Task to carry out ▸ Find the lines below that contain "with" and tally them. Return only the total.

START Excerpted records

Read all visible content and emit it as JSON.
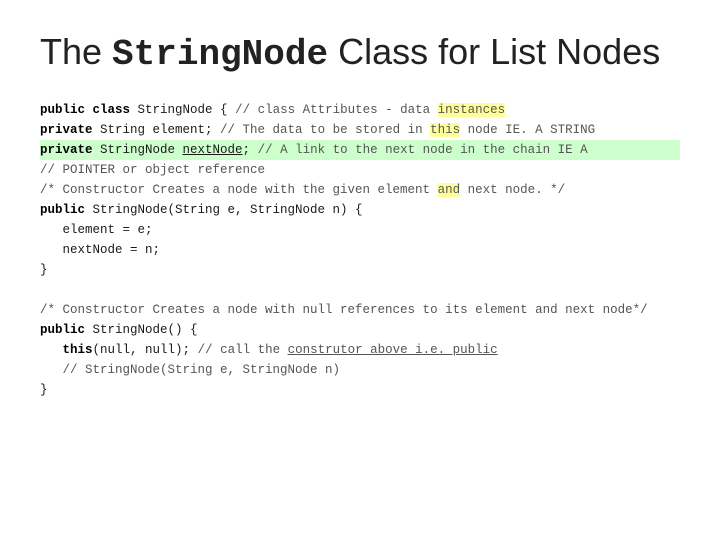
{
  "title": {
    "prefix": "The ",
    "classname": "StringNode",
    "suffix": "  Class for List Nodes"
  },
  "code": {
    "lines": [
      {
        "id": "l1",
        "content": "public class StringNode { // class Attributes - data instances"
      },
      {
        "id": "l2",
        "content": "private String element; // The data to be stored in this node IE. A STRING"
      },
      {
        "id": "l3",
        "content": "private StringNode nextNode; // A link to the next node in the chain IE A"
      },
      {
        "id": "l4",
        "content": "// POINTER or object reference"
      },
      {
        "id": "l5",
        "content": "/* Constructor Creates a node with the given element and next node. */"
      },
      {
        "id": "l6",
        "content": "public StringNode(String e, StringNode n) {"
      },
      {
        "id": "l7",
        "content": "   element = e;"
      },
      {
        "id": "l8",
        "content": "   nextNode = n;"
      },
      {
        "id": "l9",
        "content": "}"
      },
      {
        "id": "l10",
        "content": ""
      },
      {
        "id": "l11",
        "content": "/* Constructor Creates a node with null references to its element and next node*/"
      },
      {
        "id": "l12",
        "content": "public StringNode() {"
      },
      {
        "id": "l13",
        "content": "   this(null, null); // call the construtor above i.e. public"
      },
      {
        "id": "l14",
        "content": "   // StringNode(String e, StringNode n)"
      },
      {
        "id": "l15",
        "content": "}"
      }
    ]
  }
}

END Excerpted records
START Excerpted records

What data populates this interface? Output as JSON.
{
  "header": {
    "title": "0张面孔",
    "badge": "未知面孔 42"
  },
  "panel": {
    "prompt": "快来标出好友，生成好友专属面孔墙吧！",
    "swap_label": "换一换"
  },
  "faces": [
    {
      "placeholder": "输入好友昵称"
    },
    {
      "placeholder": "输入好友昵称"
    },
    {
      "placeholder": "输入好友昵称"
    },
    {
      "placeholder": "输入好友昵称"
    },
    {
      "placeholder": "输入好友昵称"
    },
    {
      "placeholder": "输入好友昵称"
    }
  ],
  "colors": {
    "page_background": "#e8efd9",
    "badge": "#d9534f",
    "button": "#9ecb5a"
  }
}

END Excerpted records
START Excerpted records

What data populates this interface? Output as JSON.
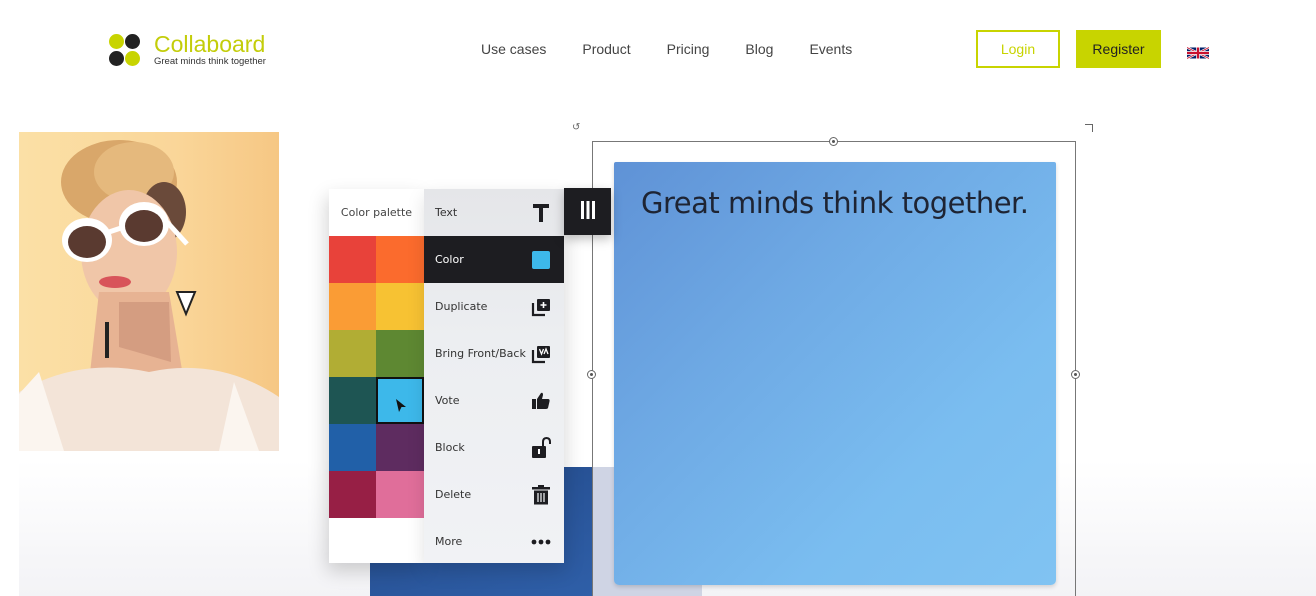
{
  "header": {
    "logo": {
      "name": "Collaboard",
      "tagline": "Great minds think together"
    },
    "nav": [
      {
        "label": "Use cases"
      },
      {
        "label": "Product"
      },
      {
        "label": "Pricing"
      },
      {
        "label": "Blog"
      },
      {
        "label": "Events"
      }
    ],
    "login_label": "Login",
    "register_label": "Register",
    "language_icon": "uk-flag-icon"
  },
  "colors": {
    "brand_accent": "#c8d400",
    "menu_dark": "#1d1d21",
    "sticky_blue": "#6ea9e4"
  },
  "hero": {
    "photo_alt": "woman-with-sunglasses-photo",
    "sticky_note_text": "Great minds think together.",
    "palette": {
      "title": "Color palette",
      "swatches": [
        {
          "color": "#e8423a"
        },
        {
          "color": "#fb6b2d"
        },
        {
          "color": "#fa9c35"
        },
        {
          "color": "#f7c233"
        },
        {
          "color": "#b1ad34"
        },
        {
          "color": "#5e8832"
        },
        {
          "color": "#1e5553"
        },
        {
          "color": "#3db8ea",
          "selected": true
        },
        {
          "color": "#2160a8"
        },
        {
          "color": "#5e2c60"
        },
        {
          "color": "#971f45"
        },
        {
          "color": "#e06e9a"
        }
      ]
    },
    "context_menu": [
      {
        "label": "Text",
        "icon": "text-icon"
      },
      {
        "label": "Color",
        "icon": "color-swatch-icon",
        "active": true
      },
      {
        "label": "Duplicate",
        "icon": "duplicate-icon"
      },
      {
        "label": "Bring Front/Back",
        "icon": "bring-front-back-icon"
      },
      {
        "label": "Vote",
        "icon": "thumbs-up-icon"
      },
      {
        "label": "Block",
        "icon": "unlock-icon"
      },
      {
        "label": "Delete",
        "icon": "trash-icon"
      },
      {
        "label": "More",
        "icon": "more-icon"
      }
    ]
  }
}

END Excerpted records

Solution to this problem ▸ 3